» **WORK REQUEST**:
Write the records out again without change. Leave the pictures behind.

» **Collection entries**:
------------------------
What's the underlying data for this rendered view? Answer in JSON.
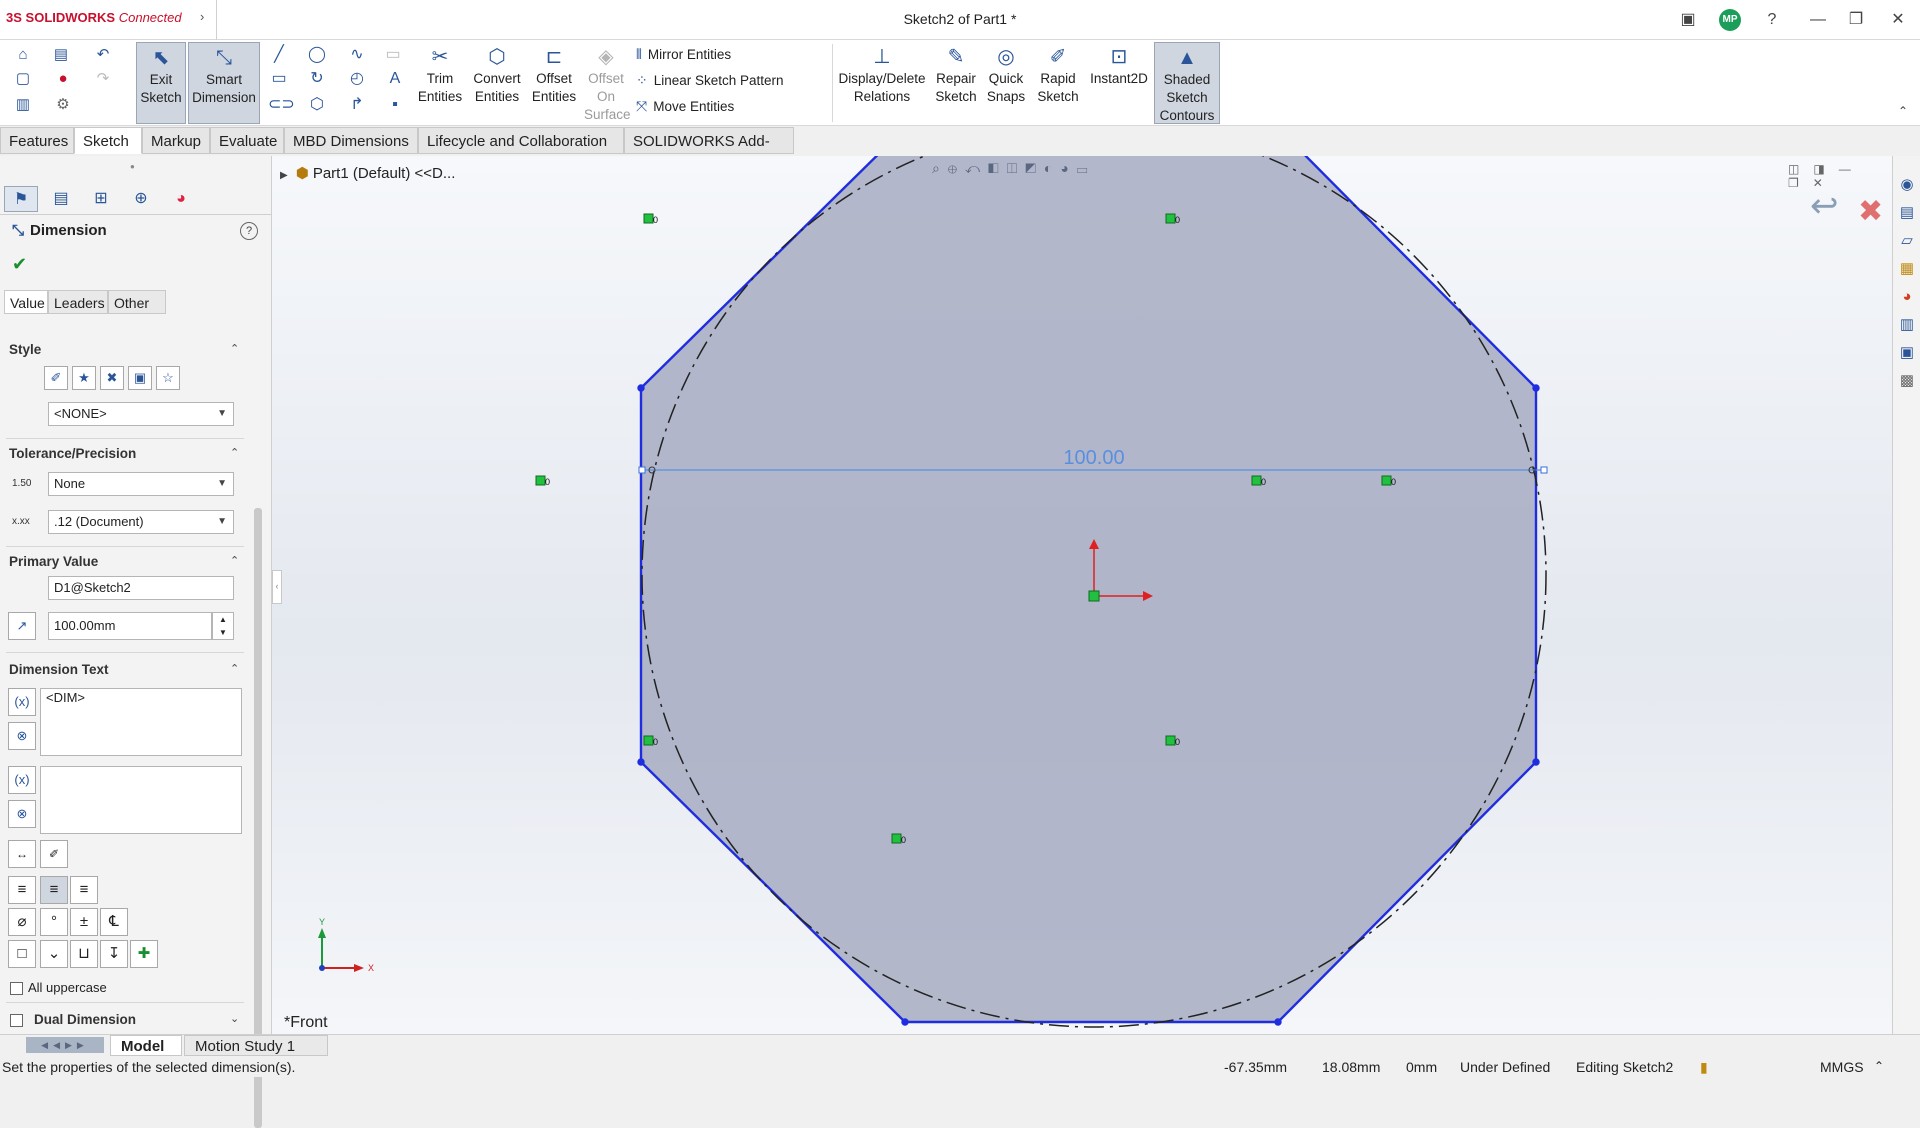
{
  "titlebar": {
    "app_brand": "SOLIDWORKS",
    "app_brand_sub": "Connected",
    "document_title": "Sketch2 of Part1 *",
    "avatar_initials": "MP"
  },
  "commands": {
    "exit_sketch": [
      "Exit",
      "Sketch"
    ],
    "smart_dimension": [
      "Smart",
      "Dimension"
    ],
    "trim_entities": [
      "Trim",
      "Entities"
    ],
    "convert_entities": [
      "Convert",
      "Entities"
    ],
    "offset_entities": [
      "Offset",
      "Entities"
    ],
    "offset_on_surface": [
      "Offset",
      "On",
      "Surface"
    ],
    "mirror_entities": "Mirror Entities",
    "linear_sketch_pattern": "Linear Sketch Pattern",
    "move_entities": "Move Entities",
    "display_delete_relations": [
      "Display/Delete",
      "Relations"
    ],
    "repair_sketch": [
      "Repair",
      "Sketch"
    ],
    "quick_snaps": [
      "Quick",
      "Snaps"
    ],
    "rapid_sketch": [
      "Rapid",
      "Sketch"
    ],
    "instant2d": "Instant2D",
    "shaded_sketch_contours": [
      "Shaded",
      "Sketch",
      "Contours"
    ]
  },
  "tabs": [
    "Features",
    "Sketch",
    "Markup",
    "Evaluate",
    "MBD Dimensions",
    "Lifecycle and Collaboration",
    "SOLIDWORKS Add-Ins"
  ],
  "selected_tab": "Sketch",
  "property_manager": {
    "title": "Dimension",
    "subtabs": [
      "Value",
      "Leaders",
      "Other"
    ],
    "style": {
      "title": "Style",
      "dropdown_value": "<NONE>"
    },
    "tolerance": {
      "title": "Tolerance/Precision",
      "tolerance_type": "None",
      "precision": ".12 (Document)",
      "tol_icon_text": "1.50",
      "prec_icon_text": "x.xx"
    },
    "primary_value": {
      "title": "Primary Value",
      "name": "D1@Sketch2",
      "value": "100.00mm"
    },
    "dimension_text": {
      "title": "Dimension Text",
      "text": "<DIM>"
    },
    "all_uppercase_label": "All uppercase",
    "dual_dimension_label": "Dual Dimension"
  },
  "graphics": {
    "tree_item": "Part1 (Default) <<D...",
    "view_label": "*Front",
    "dimension_value": "100.00",
    "relation_labels": [
      "0",
      "0",
      "0",
      "0",
      "0",
      "0",
      "0",
      "0"
    ],
    "axis_y_label": "Y",
    "axis_x_label": "X",
    "sketch_color": "#1f2de0",
    "fill_color": "#a7abc2"
  },
  "bottom_tabs": [
    "Model",
    "Motion Study 1"
  ],
  "selected_bottom_tab": "Model",
  "status": {
    "message": "Set the properties of the selected dimension(s).",
    "x": "-67.35mm",
    "y": "18.08mm",
    "z": "0mm",
    "state": "Under Defined",
    "editing": "Editing Sketch2",
    "units": "MMGS"
  }
}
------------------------
» **RESPONSE TO THIS TASK**:
What's the underlying data for this rendered view? Answer in JSON.
{
  "titlebar": {
    "app_brand": "SOLIDWORKS",
    "app_brand_sub": "Connected",
    "document_title": "Sketch2 of Part1 *",
    "avatar_initials": "MP"
  },
  "commands": {
    "exit_sketch": [
      "Exit",
      "Sketch"
    ],
    "smart_dimension": [
      "Smart",
      "Dimension"
    ],
    "trim_entities": [
      "Trim",
      "Entities"
    ],
    "convert_entities": [
      "Convert",
      "Entities"
    ],
    "offset_entities": [
      "Offset",
      "Entities"
    ],
    "offset_on_surface": [
      "Offset",
      "On",
      "Surface"
    ],
    "mirror_entities": "Mirror Entities",
    "linear_sketch_pattern": "Linear Sketch Pattern",
    "move_entities": "Move Entities",
    "display_delete_relations": [
      "Display/Delete",
      "Relations"
    ],
    "repair_sketch": [
      "Repair",
      "Sketch"
    ],
    "quick_snaps": [
      "Quick",
      "Snaps"
    ],
    "rapid_sketch": [
      "Rapid",
      "Sketch"
    ],
    "instant2d": "Instant2D",
    "shaded_sketch_contours": [
      "Shaded",
      "Sketch",
      "Contours"
    ]
  },
  "tabs": [
    "Features",
    "Sketch",
    "Markup",
    "Evaluate",
    "MBD Dimensions",
    "Lifecycle and Collaboration",
    "SOLIDWORKS Add-Ins"
  ],
  "selected_tab": "Sketch",
  "property_manager": {
    "title": "Dimension",
    "subtabs": [
      "Value",
      "Leaders",
      "Other"
    ],
    "style": {
      "title": "Style",
      "dropdown_value": "<NONE>"
    },
    "tolerance": {
      "title": "Tolerance/Precision",
      "tolerance_type": "None",
      "precision": ".12 (Document)",
      "tol_icon_text": "1.50",
      "prec_icon_text": "x.xx"
    },
    "primary_value": {
      "title": "Primary Value",
      "name": "D1@Sketch2",
      "value": "100.00mm"
    },
    "dimension_text": {
      "title": "Dimension Text",
      "text": "<DIM>"
    },
    "all_uppercase_label": "All uppercase",
    "dual_dimension_label": "Dual Dimension"
  },
  "graphics": {
    "tree_item": "Part1 (Default) <<D...",
    "view_label": "*Front",
    "dimension_value": "100.00",
    "relation_labels": [
      "0",
      "0",
      "0",
      "0",
      "0",
      "0",
      "0",
      "0"
    ],
    "axis_y_label": "Y",
    "axis_x_label": "X",
    "sketch_color": "#1f2de0",
    "fill_color": "#a7abc2"
  },
  "bottom_tabs": [
    "Model",
    "Motion Study 1"
  ],
  "selected_bottom_tab": "Model",
  "status": {
    "message": "Set the properties of the selected dimension(s).",
    "x": "-67.35mm",
    "y": "18.08mm",
    "z": "0mm",
    "state": "Under Defined",
    "editing": "Editing Sketch2",
    "units": "MMGS"
  }
}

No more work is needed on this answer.